The hoedown is over. That’s what Mumford & Sons want you to know. So what if their boot-stomping, banjo-picking, vest-and-suspenders-wearing brand of neo-folk has made them the best-selling band in the world? They are done with that shtick.
Not that this was premeditated or anything.
“When we were making Wilder Mind, it didn’t feel like such a big move necessarily,” says bassist Ted Dwane of Mumford’s latest record. “But now, as everyone’s talking about it, we’re like ‘Okay, I guess maybe there’s something that sounds different.’”
Hell, there’s even something that looks different: as Dwane and drummer Ben Lovett sit before me at Toronto’s Thompson Hotel, they don leather jackets and tight jeans—a far cry from the bowties and waistcoats we’re used to seeing them in. Their new, 21st century sound matches: distorted guitars, big drums, warm synths and U2-sized soundscapes coming this summer to an arena near you. Nary a mandolin within earshot.
But, again, none of this was intentional.
“We’re not a purist folk band and we’ve always had issues with people calling us that.”

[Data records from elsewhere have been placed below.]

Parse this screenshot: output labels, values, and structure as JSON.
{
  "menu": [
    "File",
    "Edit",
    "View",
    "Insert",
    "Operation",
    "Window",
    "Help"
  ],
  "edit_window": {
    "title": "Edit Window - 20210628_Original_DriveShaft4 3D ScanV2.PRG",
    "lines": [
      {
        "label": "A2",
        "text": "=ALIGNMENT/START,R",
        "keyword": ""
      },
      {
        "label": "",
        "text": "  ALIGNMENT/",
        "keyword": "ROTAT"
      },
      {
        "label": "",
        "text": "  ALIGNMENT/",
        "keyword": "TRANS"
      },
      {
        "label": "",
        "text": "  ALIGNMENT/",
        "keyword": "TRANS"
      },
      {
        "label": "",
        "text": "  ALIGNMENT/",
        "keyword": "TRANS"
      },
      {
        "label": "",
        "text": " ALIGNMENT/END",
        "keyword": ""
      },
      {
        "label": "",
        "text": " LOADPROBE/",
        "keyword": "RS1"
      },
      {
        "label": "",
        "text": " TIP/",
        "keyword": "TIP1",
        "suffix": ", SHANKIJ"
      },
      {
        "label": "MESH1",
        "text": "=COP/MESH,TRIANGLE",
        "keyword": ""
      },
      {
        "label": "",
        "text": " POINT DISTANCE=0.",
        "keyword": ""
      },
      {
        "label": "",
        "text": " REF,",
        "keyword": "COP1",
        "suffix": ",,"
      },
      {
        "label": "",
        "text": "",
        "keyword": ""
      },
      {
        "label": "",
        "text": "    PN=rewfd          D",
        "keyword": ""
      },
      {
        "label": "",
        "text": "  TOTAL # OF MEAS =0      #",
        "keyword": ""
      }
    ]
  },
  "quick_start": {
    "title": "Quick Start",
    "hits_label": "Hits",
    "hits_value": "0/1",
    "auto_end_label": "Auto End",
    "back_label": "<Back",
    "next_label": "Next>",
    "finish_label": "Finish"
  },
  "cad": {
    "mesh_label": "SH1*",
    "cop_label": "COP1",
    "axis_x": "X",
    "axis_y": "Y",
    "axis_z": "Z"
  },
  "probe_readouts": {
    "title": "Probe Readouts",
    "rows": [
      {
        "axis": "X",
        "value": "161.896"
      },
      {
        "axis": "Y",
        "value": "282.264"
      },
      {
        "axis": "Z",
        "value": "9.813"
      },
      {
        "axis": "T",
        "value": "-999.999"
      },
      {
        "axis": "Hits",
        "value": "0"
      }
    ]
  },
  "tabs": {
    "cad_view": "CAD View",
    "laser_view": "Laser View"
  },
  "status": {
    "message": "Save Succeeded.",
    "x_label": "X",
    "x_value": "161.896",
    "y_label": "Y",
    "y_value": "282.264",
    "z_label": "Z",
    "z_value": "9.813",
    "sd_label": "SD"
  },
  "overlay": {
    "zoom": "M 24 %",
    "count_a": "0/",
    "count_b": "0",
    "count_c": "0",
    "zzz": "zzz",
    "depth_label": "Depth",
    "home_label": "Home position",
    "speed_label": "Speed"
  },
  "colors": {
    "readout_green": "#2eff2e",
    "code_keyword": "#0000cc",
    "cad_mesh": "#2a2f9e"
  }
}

“For whatever reason, we started making a sound that we weren’t making before,” says Lovett. “We didn’t even sit down to talk about it beforehand. We were like, ‘This is fun. Everyone’s smiling. Cool. This is what we should do, then.’”
Yes, Mumford & Sons have plugged in. Like Dylan at the 1965 Newport Folk Festival, they’ve gone electric, messing with an acoustic formula that’s won them throngs of fans—and in this case, sold them millions of records. After the British quartet snagged a Grammy for their 2012 effort Babel, you’d think they’d be wiser sticking to the same old song and barn dance.
Ask Mumford, however, and they’ll tell you they’ve never been terribly keen on the O Brother Where Art Thou? thing. “We’re not a purist folk band and we’ve always had issues with people calling us that,” says Lovett. “We always saw ourselves as a rock band who used acoustic instruments because when we started out, those were the tools we could most easily take into pubs and play. It was practical.”
Mumford’s strum-and-holler sound may have been adopted out of convenience, but here’s what’s even more convenient: it’s become frighteningly pervasive ever since. You can’t flip through terrestrial radio these days without hearing varied takes on the euphoric banjo anthem by modern rock bands (Imagine Dragons) and EDM artists (Avicii) alike. Call it the Mumford-ization of pop music. It now pays enormous dividends to sound like a rustic, cider-sipping farmhand. Kind of an inopportune time to hang up the fedoras.
Of course, album sales aren’t everything. And, if you’re cynical enough, you might surmise that Mumford & Sons have updated their sound with contemporary touchstones—like slick, spacey production by Aaron Dessner of the National—in an effort to achieve a different type of success. Say, that of the Pitchfork-ian ilk. After all, the critical class has long had a hate-on for the band, big enough for NME to ask, “Why Do People Hate Mumford & Sons So Much?” The answer: the Mumford boys don’t actually drive tractors and say “y’all” a lot.
Is releasing an entirely banjo-less album the band’s answer to those allegations of inauthenticity, then?
“No!” insists Lovett. “And I think the view you’re giving is definitely a very skin-deep, part-time awareness of Mumford & Sons’ view. People who know our music know there’s much more to what we’re about than a banjo or a specific photo they’re thinking of. The idea of being inauthentic is just so bizarre to us, because we’ve just been so true to making the music we want to make and telling the stories we want to tell. Everything we write is autobiographical.”
“People who know our music know there’s more to what we’re about than a banjo.”
Man has a point. Textural variation aside, Wilder Mind is still brimming with the kind of heart-rending, lump-in-throat sincerity that can only be described as Mumford-esque. Flugelhorns be damned, these are still songs to shout, cry, make love and get spurned to. Real feelings from real people, who really couldn’t give a fuck whether you approve or not. It don’t get more authentic than that.
“If people don’t like it, we’re willing to accept that,” says Dwane. “But we’re going to enjoy playing the songs regardless.”
So put that in your corncob pipe and puff on it.